While we can never get enough of Thailand or Bali, sometimes it’s nice to trade in the tropical holiday for an escape to an alpine wonderland. You’ve probably heard about the mythical powder paradise of Niseko, Japan, but we’re here to tell you about another Japanese ski destination you might like even better: Hakuba.
Nestled at the base of one of the highest sections of the Northern Japanese Alps, Hakuba is just three hours from Tokyo, making it easily accessible from Singapore. Host to the 1998 Winter Olympic Games, Hakuba is known for its unparalleled snowfall, diverse terrain, breathtaking mountain views, and of course, that famous Japanese powder is known as Japow. But what really sets Hakuba apart from other ski destinations is its charming village with a traditional small-town Japanese feel. This is a great place to not only earn your turns but also get an authentic taste of Japanese culture.
When to go?
Hakuba’s ski season typically begins towards the end of November and continues right through until the beginning of May, as long as adequate snow covers the slopes. Mid-January to late February is your best bet for scoring powder as the base is set and snowfall is consistent, but big powder falls are also known to happen the first few weeks of March. Come on a weekday to avoid the crowds.
How to get there?
Hakuba is located on Japan’s main island making it relatively easy to get to from Singapore. Fly into Narita, and from there you can take a train to Tokyo, hop on a bullet train to Nagano, and then a bus to Hakuba. This is the fastest option with the entire journey taking approximately 4 hours from Narita.

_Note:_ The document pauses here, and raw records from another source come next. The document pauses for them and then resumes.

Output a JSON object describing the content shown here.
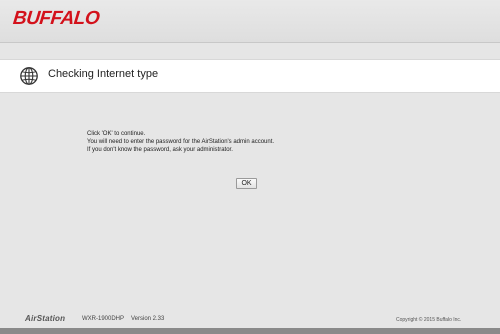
{
  "header": {
    "logo_text": "BUFFALO",
    "brand_color": "#d3111b"
  },
  "title_bar": {
    "icon": "globe-icon",
    "title": "Checking Internet type"
  },
  "message": {
    "line1": "Click 'OK' to continue.",
    "line2": "You will need to enter the password for the AirStation's admin account.",
    "line3": "If you don't know the password, ask your administrator."
  },
  "ok_button": {
    "label": "OK"
  },
  "footer": {
    "brand": "AirStation",
    "model": "WXR-1900DHP",
    "version": "Version 2.33",
    "copyright": "Copyright © 2015 Buffalo Inc."
  }
}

If you prefer not to haul your bags across platforms, you can opt to book a shuttle bus or shared taxi to take you directly from Narita Airport to Hakuba, which takes a bit longer.
What to do?

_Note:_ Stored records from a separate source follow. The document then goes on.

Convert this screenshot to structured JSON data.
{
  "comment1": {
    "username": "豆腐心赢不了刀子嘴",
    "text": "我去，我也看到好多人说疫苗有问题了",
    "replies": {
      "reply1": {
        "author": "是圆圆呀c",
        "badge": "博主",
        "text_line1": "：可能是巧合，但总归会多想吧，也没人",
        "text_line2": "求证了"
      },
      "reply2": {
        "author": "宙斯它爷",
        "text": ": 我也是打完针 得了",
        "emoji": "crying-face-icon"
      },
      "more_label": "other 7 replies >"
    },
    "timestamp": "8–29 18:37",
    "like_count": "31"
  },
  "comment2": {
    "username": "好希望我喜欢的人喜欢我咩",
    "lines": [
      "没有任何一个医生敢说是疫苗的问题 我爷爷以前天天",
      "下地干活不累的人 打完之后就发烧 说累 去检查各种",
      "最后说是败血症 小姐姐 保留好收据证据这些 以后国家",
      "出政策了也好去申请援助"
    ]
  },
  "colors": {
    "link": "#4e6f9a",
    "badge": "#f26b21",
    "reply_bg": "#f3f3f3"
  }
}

Blessed with incredible powder and some of the most diverse terrain in Japan, Hakuba is a great place for powder hounds and novice snow bunnies alike. The area boasts over 10 ski resorts, the most popular being Happo One which is great for families and beginners. For more advanced shredders, Cortina is a powder skiing mecca with no shortage of steep terrain and fun tree runs.

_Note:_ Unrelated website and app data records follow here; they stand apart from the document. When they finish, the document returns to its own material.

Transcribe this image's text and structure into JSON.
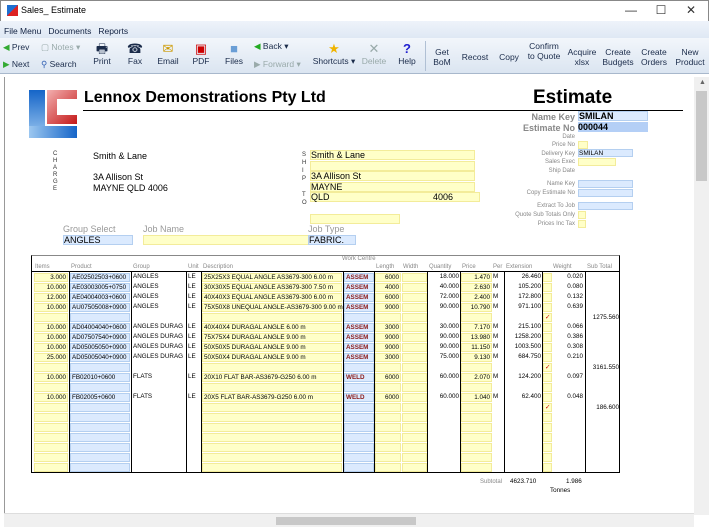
{
  "window": {
    "title": "Sales_ Estimate",
    "minimize": "—",
    "maximize": "☐",
    "close": "✕"
  },
  "menu": [
    "File Menu",
    "Documents",
    "Reports"
  ],
  "toolbar": {
    "prev": "Prev",
    "next": "Next",
    "notes": "Notes",
    "search": "Search",
    "print": "Print",
    "fax": "Fax",
    "email": "Email",
    "pdf": "PDF",
    "files": "Files",
    "back": "Back",
    "forward": "Forward",
    "shortcuts": "Shortcuts",
    "delete": "Delete",
    "help": "Help",
    "get_bom": "Get BoM",
    "recost": "Recost",
    "copy": "Copy",
    "confirm": "Confirm to Quote",
    "acquire": "Acquire xlsx",
    "budgets": "Create Budgets",
    "orders": "Create Orders",
    "new_product": "New Product"
  },
  "header": {
    "company": "Lennox Demonstrations Pty Ltd",
    "doc_title": "Estimate",
    "logo_text": "LC"
  },
  "fields": {
    "name_key_label": "Name Key",
    "name_key": "SMILAN",
    "estimate_no_label": "Estimate No",
    "estimate_no": "000044",
    "date_label": "Date",
    "price_no_label": "Price No",
    "delivery_key_label": "Delivery Key",
    "delivery_key": "SMILAN",
    "sales_exec_label": "Sales Exec",
    "ship_date_label": "Ship Date",
    "name_key2_label": "Name Key",
    "copy_estimate_label": "Copy Estimate No",
    "extract_label": "Extract To Job",
    "quote_sub_label": "Quote Sub Totals Only",
    "prices_inc_label": "Prices Inc Tax"
  },
  "charge": {
    "vlabel": "CHARGE",
    "name": "Smith & Lane",
    "street": "3A Allison St",
    "city": "MAYNE QLD 4006"
  },
  "ship": {
    "vlabel": "SHIP TO",
    "name": "Smith & Lane",
    "street": "3A Allison St",
    "city": "MAYNE",
    "state": "QLD",
    "postcode": "4006"
  },
  "job": {
    "group_select_label": "Group Select",
    "group_select": "ANGLES",
    "job_name_label": "Job Name",
    "job_type_label": "Job Type",
    "job_type": "FABRIC."
  },
  "table": {
    "work_centre_label": "Work Centre",
    "columns": [
      "Items",
      "Product",
      "Group",
      "Unit",
      "Description",
      "Length",
      "Width",
      "Quantity",
      "Price",
      "Per",
      "Extension",
      "Weight",
      "Sub Total"
    ],
    "rows": [
      {
        "items": "3.000",
        "product": "AE02502503+0600",
        "group": "ANGLES",
        "unit": "LE",
        "desc": "25X25X3 EQUAL ANGLE AS3679-300 6.00 m",
        "wc": "ASSEM",
        "length": "6000",
        "qty": "18.000",
        "price": "1.470",
        "per": "M",
        "ext": "26.460",
        "weight": "0.020"
      },
      {
        "items": "10.000",
        "product": "AE03003005+0750",
        "group": "ANGLES",
        "unit": "LE",
        "desc": "30X30X5 EQUAL ANGLE AS3679-300 7.50 m",
        "wc": "ASSEM",
        "length": "4000",
        "qty": "40.000",
        "price": "2.630",
        "per": "M",
        "ext": "105.200",
        "weight": "0.080"
      },
      {
        "items": "12.000",
        "product": "AE04004003+0600",
        "group": "ANGLES",
        "unit": "LE",
        "desc": "40X40X3 EQUAL ANGLE AS3679-300 6.00 m",
        "wc": "ASSEM",
        "length": "6000",
        "qty": "72.000",
        "price": "2.400",
        "per": "M",
        "ext": "172.800",
        "weight": "0.132"
      },
      {
        "items": "10.000",
        "product": "AU07505008+0900",
        "group": "ANGLES",
        "unit": "LE",
        "desc": "75X50X8 UNEQUAL ANGLE-AS3679-300 9.00 m",
        "wc": "ASSEM",
        "length": "9000",
        "qty": "90.000",
        "price": "10.790",
        "per": "M",
        "ext": "971.100",
        "weight": "0.639"
      },
      {
        "subtotal": "1275.560"
      },
      {
        "items": "10.000",
        "product": "AD04004040+0600",
        "group": "ANGLES DURAG",
        "unit": "LE",
        "desc": "40X40X4 DURAGAL ANGLE 6.00 m",
        "wc": "ASSEM",
        "length": "3000",
        "qty": "30.000",
        "price": "7.170",
        "per": "M",
        "ext": "215.100",
        "weight": "0.066"
      },
      {
        "items": "10.000",
        "product": "AD07507540+0900",
        "group": "ANGLES DURAG",
        "unit": "LE",
        "desc": "75X75X4 DURAGAL ANGLE 9.00 m",
        "wc": "ASSEM",
        "length": "9000",
        "qty": "90.000",
        "price": "13.980",
        "per": "M",
        "ext": "1258.200",
        "weight": "0.386"
      },
      {
        "items": "10.000",
        "product": "AD05005050+0900",
        "group": "ANGLES DURAG",
        "unit": "LE",
        "desc": "50X50X5 DURAGAL ANGLE 9.00 m",
        "wc": "ASSEM",
        "length": "9000",
        "qty": "90.000",
        "price": "11.150",
        "per": "M",
        "ext": "1003.500",
        "weight": "0.308"
      },
      {
        "items": "25.000",
        "product": "AD05005040+0900",
        "group": "ANGLES DURAG",
        "unit": "LE",
        "desc": "50X50X4 DURAGAL ANGLE 9.00 m",
        "wc": "ASSEM",
        "length": "3000",
        "qty": "75.000",
        "price": "9.130",
        "per": "M",
        "ext": "684.750",
        "weight": "0.210"
      },
      {
        "subtotal": "3161.550"
      },
      {
        "items": "10.000",
        "product": "FB02010+0600",
        "group": "FLATS",
        "unit": "LE",
        "desc": "20X10 FLAT BAR-AS3679-G250 6.00 m",
        "wc": "WELD",
        "length": "6000",
        "qty": "60.000",
        "price": "2.070",
        "per": "M",
        "ext": "124.200",
        "weight": "0.097"
      },
      {},
      {
        "items": "10.000",
        "product": "FB02005+0600",
        "group": "FLATS",
        "unit": "LE",
        "desc": "20X5 FLAT BAR-AS3679-G250 6.00 m",
        "wc": "WELD",
        "length": "6000",
        "qty": "60.000",
        "price": "1.040",
        "per": "M",
        "ext": "62.400",
        "weight": "0.048"
      },
      {
        "subtotal": "186.600"
      }
    ],
    "subtotal_label": "Subtotal",
    "subtotal_ext": "4623.710",
    "subtotal_weight": "1.986",
    "weight_unit": "Tonnes"
  },
  "colors": {
    "field_yellow": "#ffffc8",
    "field_blue": "#dbeafe",
    "work_centre_text": "#8b1a1a"
  }
}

When you’re not hitting the slopes, Hakuba Village offers endless opportunities to experience Japanese culture first-hand. Try a soba noodle making or origami folding class, check out local Japanese temples and castles, and visit Jigokudani Monkey Park to see wild monkeys soaking in a natural hot spring. Hakuba Village is great for sushi addicts and foodies too, offering fresh, locally-sourced seafood and traditional Japanese cuisine, not to mention fabulous sake. After a day in the snow, we recommend soaking in a natural onsen or grabbing a pre-ski drink at one of Hakuba’s many izakayas, little Japanese bars with a casual, laid-back vibe.
Where to stay?
Hakuba offers a full range of accommodations from backpacker hostels to luxury chalets, and everything in between. Happo and Wadano are the two most popular villages to stay in, where you can find an abundance of restaurants, bars, and ski rental shops, located just steps from the chairlifts.
For discerning travellers, TheLuxeNomad.com recently launched a curated collection of luxury chalets and hotels in Habuka, Japan. We love Phoenix Cocoon, a luxurious three-bedroom chalet in the heart of the Wadano forest, as well as Luna Hotel which sits above a delicious Japanese restaurant (try the Shabu Shabu!) and the best private onsen in town. There’s also the Marillen Hotel with ski-in-ski-out access to the base of Nakiyama slope. The Luxe Nomad’s complimentary concierge service will help you book lift tickets, ski lessons, restaurant reservations, and more.
Inspired to travel to Hakuba? Get in touch with our Nomads for the best places to stay, and more ideas to fill your ski itinerary at firstname.lastname@example.org.